DESCRIPTION OF THE TASK: The response should contain every record, reproduced exactly.

====== MATERIAL PROVIDED ======

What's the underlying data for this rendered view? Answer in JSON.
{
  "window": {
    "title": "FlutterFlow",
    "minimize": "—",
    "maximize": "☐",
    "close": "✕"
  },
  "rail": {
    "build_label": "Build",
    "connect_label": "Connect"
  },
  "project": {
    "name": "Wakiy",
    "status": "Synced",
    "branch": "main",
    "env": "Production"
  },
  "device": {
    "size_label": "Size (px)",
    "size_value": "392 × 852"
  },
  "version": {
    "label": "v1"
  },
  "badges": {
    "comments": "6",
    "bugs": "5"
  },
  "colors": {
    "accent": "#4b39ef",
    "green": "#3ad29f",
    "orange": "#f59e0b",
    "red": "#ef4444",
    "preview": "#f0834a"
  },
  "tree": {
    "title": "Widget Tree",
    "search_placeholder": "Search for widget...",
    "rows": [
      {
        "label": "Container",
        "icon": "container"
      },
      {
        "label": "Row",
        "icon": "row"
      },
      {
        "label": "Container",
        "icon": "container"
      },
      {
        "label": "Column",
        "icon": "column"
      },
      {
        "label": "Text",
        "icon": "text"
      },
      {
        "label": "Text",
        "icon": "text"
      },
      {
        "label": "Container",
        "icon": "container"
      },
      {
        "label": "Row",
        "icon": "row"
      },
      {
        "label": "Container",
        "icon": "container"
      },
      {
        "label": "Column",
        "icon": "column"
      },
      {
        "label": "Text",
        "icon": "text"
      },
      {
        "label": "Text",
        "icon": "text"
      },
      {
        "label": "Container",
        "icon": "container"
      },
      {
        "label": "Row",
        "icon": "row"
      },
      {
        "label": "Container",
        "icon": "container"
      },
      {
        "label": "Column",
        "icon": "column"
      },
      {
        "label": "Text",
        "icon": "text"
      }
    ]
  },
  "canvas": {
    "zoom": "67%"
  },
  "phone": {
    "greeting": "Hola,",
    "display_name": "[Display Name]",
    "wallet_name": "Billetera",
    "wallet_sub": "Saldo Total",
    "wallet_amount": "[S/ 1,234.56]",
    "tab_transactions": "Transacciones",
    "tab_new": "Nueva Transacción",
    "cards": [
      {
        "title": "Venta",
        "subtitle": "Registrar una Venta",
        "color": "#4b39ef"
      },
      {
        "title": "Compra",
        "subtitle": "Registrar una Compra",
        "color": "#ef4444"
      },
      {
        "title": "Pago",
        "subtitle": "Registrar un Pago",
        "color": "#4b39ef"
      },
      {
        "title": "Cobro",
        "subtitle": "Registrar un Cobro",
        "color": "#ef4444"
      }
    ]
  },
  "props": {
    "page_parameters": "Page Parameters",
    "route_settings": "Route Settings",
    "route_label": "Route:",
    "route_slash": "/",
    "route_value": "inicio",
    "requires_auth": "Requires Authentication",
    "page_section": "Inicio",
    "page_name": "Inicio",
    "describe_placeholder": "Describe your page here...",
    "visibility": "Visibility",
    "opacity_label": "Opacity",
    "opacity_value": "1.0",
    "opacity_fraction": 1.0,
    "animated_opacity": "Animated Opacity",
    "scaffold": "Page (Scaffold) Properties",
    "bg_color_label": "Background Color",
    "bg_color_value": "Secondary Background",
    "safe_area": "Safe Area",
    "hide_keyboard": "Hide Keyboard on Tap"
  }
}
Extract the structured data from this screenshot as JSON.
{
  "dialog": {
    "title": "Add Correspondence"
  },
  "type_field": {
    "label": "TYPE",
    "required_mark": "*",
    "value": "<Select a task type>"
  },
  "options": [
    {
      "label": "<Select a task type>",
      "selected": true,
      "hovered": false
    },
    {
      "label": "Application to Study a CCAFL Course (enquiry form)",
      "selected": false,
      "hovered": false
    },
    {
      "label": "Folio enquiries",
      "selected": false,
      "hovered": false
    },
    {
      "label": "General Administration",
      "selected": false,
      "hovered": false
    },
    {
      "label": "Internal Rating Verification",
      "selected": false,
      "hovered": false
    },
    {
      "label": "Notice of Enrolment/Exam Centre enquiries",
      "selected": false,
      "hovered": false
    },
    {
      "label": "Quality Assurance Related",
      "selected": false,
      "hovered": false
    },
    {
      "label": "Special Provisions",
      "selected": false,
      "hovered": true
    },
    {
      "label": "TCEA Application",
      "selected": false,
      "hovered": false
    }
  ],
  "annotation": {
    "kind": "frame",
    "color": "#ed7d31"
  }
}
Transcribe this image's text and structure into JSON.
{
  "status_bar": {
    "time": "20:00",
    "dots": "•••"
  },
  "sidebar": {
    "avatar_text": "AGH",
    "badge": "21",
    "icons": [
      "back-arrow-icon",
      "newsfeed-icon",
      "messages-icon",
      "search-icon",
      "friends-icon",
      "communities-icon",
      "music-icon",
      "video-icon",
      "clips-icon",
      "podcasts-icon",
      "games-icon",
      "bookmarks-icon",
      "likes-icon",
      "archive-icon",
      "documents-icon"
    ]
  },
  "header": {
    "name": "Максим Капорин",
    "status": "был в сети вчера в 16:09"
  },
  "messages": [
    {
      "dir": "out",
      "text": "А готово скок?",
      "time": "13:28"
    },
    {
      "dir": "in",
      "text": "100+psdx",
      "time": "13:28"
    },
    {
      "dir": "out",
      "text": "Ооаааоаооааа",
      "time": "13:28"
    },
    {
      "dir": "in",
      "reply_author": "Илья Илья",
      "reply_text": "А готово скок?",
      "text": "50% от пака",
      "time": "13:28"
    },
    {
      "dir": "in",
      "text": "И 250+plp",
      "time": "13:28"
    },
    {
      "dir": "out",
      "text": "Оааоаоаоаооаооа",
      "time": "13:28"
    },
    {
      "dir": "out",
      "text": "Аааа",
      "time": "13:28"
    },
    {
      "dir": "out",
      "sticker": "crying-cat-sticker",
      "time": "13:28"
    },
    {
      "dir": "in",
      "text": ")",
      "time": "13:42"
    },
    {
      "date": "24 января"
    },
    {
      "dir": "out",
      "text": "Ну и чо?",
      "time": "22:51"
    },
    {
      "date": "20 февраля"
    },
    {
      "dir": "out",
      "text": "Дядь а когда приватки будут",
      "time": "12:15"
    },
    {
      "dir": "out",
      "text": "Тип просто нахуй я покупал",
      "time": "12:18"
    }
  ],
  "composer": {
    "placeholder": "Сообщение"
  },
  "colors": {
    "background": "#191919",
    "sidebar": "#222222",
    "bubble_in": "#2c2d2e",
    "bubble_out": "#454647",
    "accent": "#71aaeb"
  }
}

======

RESULT FOR THIS EXERCISE:
What's the underlying data for this rendered view? Answer in JSON.
{
  "window": {
    "title": "FlutterFlow",
    "minimize": "—",
    "maximize": "☐",
    "close": "✕"
  },
  "rail": {
    "build_label": "Build",
    "connect_label": "Connect"
  },
  "project": {
    "name": "Wakiy",
    "status": "Synced",
    "branch": "main",
    "env": "Production"
  },
  "device": {
    "size_label": "Size (px)",
    "size_value": "392 × 852"
  },
  "version": {
    "label": "v1"
  },
  "badges": {
    "comments": "6",
    "bugs": "5"
  },
  "colors": {
    "accent": "#4b39ef",
    "green": "#3ad29f",
    "orange": "#f59e0b",
    "red": "#ef4444",
    "preview": "#f0834a"
  },
  "tree": {
    "title": "Widget Tree",
    "search_placeholder": "Search for widget...",
    "rows": [
      {
        "label": "Container",
        "icon": "container"
      },
      {
        "label": "Row",
        "icon": "row"
      },
      {
        "label": "Container",
        "icon": "container"
      },
      {
        "label": "Column",
        "icon": "column"
      },
      {
        "label": "Text",
        "icon": "text"
      },
      {
        "label": "Text",
        "icon": "text"
      },
      {
        "label": "Container",
        "icon": "container"
      },
      {
        "label": "Row",
        "icon": "row"
      },
      {
        "label": "Container",
        "icon": "container"
      },
      {
        "label": "Column",
        "icon": "column"
      },
      {
        "label": "Text",
        "icon": "text"
      },
      {
        "label": "Text",
        "icon": "text"
      },
      {
        "label": "Container",
        "icon": "container"
      },
      {
        "label": "Row",
        "icon": "row"
      },
      {
        "label": "Container",
        "icon": "container"
      },
      {
        "label": "Column",
        "icon": "column"
      },
      {
        "label": "Text",
        "icon": "text"
      }
    ]
  },
  "canvas": {
    "zoom": "67%"
  },
  "phone": {
    "greeting": "Hola,",
    "display_name": "[Display Name]",
    "wallet_name": "Billetera",
    "wallet_sub": "Saldo Total",
    "wallet_amount": "[S/ 1,234.56]",
    "tab_transactions": "Transacciones",
    "tab_new": "Nueva Transacción",
    "cards": [
      {
        "title": "Venta",
        "subtitle": "Registrar una Venta",
        "color": "#4b39ef"
      },
      {
        "title": "Compra",
        "subtitle": "Registrar una Compra",
        "color": "#ef4444"
      },
      {
        "title": "Pago",
        "subtitle": "Registrar un Pago",
        "color": "#4b39ef"
      },
      {
        "title": "Cobro",
        "subtitle": "Registrar un Cobro",
        "color": "#ef4444"
      }
    ]
  },
  "props": {
    "page_parameters": "Page Parameters",
    "route_settings": "Route Settings",
    "route_label": "Route:",
    "route_slash": "/",
    "route_value": "inicio",
    "requires_auth": "Requires Authentication",
    "page_section": "Inicio",
    "page_name": "Inicio",
    "describe_placeholder": "Describe your page here...",
    "visibility": "Visibility",
    "opacity_label": "Opacity",
    "opacity_value": "1.0",
    "opacity_fraction": 1.0,
    "animated_opacity": "Animated Opacity",
    "scaffold": "Page (Scaffold) Properties",
    "bg_color_label": "Background Color",
    "bg_color_value": "Secondary Background",
    "safe_area": "Safe Area",
    "hide_keyboard": "Hide Keyboard on Tap"
  }
}
Extract the structured data from this screenshot as JSON.
{
  "dialog": {
    "title": "Add Correspondence"
  },
  "type_field": {
    "label": "TYPE",
    "required_mark": "*",
    "value": "<Select a task type>"
  },
  "options": [
    {
      "label": "<Select a task type>",
      "selected": true,
      "hovered": false
    },
    {
      "label": "Application to Study a CCAFL Course (enquiry form)",
      "selected": false,
      "hovered": false
    },
    {
      "label": "Folio enquiries",
      "selected": false,
      "hovered": false
    },
    {
      "label": "General Administration",
      "selected": false,
      "hovered": false
    },
    {
      "label": "Internal Rating Verification",
      "selected": false,
      "hovered": false
    },
    {
      "label": "Notice of Enrolment/Exam Centre enquiries",
      "selected": false,
      "hovered": false
    },
    {
      "label": "Quality Assurance Related",
      "selected": false,
      "hovered": false
    },
    {
      "label": "Special Provisions",
      "selected": false,
      "hovered": true
    },
    {
      "label": "TCEA Application",
      "selected": false,
      "hovered": false
    }
  ],
  "annotation": {
    "kind": "frame",
    "color": "#ed7d31"
  }
}
Transcribe this image's text and structure into JSON.
{
  "status_bar": {
    "time": "20:00",
    "dots": "•••"
  },
  "sidebar": {
    "avatar_text": "AGH",
    "badge": "21",
    "icons": [
      "back-arrow-icon",
      "newsfeed-icon",
      "messages-icon",
      "search-icon",
      "friends-icon",
      "communities-icon",
      "music-icon",
      "video-icon",
      "clips-icon",
      "podcasts-icon",
      "games-icon",
      "bookmarks-icon",
      "likes-icon",
      "archive-icon",
      "documents-icon"
    ]
  },
  "header": {
    "name": "Максим Капорин",
    "status": "был в сети вчера в 16:09"
  },
  "messages": [
    {
      "dir": "out",
      "text": "А готово скок?",
      "time": "13:28"
    },
    {
      "dir": "in",
      "text": "100+psdx",
      "time": "13:28"
    },
    {
      "dir": "out",
      "text": "Ооаааоаооааа",
      "time": "13:28"
    },
    {
      "dir": "in",
      "reply_author": "Илья Илья",
      "reply_text": "А готово скок?",
      "text": "50% от пака",
      "time": "13:28"
    },
    {
      "dir": "in",
      "text": "И 250+plp",
      "time": "13:28"
    },
    {
      "dir": "out",
      "text": "Оааоаоаоаооаооа",
      "time": "13:28"
    },
    {
      "dir": "out",
      "text": "Аааа",
      "time": "13:28"
    },
    {
      "dir": "out",
      "sticker": "crying-cat-sticker",
      "time": "13:28"
    },
    {
      "dir": "in",
      "text": ")",
      "time": "13:42"
    },
    {
      "date": "24 января"
    },
    {
      "dir": "out",
      "text": "Ну и чо?",
      "time": "22:51"
    },
    {
      "date": "20 февраля"
    },
    {
      "dir": "out",
      "text": "Дядь а когда приватки будут",
      "time": "12:15"
    },
    {
      "dir": "out",
      "text": "Тип просто нахуй я покупал",
      "time": "12:18"
    }
  ],
  "composer": {
    "placeholder": "Сообщение"
  },
  "colors": {
    "background": "#191919",
    "sidebar": "#222222",
    "bubble_in": "#2c2d2e",
    "bubble_out": "#454647",
    "accent": "#71aaeb"
  }
}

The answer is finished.